Stigma and Mental Health

Is "Stigma" a Bad Word?

Discrimination concept. Hand drawn crowd of people expels one man from their community. Gossip people against one person isolated vector illustration.
Discrimination concept. Hand drawn crowd of people expels one man from their community. Gossip people against one person isolated vector illustration.

The word “stigma” has been used in the mental health world to acknowledge the prejudice that surrounds mental illness; however, many individuals and professionals find the word offensive or unprofessional. As a social worker with a history of Major Depressive Disorder, Borderline Personality Disorder, Bulimia, Complex PTSD, and substance abuse, I choose to use the word “stigma” when addressing mental illness because it is applicable to my personal experience and experience in the professional field. Using and addressing the word highlights the negativity that continues to surround mental health and allows it to be addressed and fought. However, it can be a sensitive topic with individuals and professionals alike, and it needs to be used with caution.

Stigma is defined as “a mark of disgrace that sets a person apart from others” (Government of Western Australia, 2019). It is also connected to prejudice, stereotyping and discrimination. Since stigma creates a sense of shame, it negatively impacts the self-image of individuals with mental illness. Mental health and mental illness have long been connected to stigma due to a lack of education and experience that leads to negative interactions and a lack of help or services. Despite the great strides that have been made in mental health, it is still lacking. Education and empathy are essential when fighting the stigma surrounding mental illness, and disconnecting mental illness from an individual’s personality is important. Mental illness is not the fault of the individual, and it does not define one’s personality. Mental health and mental illness continue to develop as research expands diagnosis and treatment options, but with this development, continuing to learn and grow is necessary.

While stigma is seen as a negative word or topic, it is necessary to address when identifying the experiences of those who have experienced mental illness. For so long, mental illness has been tied to one’s personality or shortcomings. By identifying that negative experience through the use of “stigma” we can better educate those who don’t have firsthand experience with mental illness to gain allies and fight the injustices that surround mental health.


Government of Western Australia. (2019). Stigma, Discrimination and Mental Illness. Government of Western Australia Department of Health.

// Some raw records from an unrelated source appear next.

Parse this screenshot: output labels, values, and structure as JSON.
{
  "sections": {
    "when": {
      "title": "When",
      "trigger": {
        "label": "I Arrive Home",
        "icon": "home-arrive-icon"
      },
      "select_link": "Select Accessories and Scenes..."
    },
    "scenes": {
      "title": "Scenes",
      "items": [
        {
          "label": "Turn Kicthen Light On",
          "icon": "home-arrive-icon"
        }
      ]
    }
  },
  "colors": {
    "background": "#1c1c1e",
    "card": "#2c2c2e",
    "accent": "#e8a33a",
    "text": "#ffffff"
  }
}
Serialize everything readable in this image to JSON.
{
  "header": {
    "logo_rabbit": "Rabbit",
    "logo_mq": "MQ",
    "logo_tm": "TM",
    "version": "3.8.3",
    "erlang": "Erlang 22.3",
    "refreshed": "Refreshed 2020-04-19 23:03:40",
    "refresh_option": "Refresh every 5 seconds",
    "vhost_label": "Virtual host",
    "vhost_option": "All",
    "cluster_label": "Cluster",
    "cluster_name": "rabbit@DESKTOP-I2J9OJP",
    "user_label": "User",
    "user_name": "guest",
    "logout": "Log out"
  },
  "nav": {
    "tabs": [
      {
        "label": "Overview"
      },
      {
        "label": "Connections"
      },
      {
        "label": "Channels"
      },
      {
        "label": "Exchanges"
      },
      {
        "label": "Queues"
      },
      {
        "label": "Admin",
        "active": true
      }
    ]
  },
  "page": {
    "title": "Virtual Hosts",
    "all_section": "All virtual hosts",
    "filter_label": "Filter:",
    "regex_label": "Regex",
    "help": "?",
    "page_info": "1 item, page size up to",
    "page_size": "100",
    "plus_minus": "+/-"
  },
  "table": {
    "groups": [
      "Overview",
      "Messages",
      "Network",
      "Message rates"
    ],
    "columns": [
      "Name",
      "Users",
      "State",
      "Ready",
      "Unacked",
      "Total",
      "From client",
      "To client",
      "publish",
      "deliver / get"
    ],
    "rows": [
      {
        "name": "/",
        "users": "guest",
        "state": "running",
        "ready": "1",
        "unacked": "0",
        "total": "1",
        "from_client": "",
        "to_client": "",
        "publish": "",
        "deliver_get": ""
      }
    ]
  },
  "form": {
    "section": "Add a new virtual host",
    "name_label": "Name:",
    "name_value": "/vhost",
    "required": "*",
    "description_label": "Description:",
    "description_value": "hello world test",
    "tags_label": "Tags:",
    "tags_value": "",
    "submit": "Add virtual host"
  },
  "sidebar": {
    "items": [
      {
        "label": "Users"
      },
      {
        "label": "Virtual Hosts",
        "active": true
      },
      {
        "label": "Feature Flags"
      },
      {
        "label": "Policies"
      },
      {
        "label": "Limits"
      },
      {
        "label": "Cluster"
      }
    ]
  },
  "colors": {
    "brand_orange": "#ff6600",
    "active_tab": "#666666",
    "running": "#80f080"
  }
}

The Thrive Global Community welcomes voices from many spheres. We publish pieces written by outside contributors with a wide range of opinions, which don’t necessarily reflect our own. Learn more or join us as a community member!
Share your comments below. Please read our commenting guidelines before posting. If you have a concern about a comment, report it here.

Sign up for the Thrive Global newsletter

Will be used in accordance with our privacy policy.

Thrive Global
People look for retreats for themselves, in the country, by the coast, or in the hills . . . There is nowhere that a person can find a more peaceful and trouble-free retreat than in his own mind. . . . So constantly give yourself this retreat, and renew yourself.


We use cookies on our site to give you the best experience possible. By continuing to browse the site, you agree to this use. For more information on how we use cookies, see our Privacy Policy.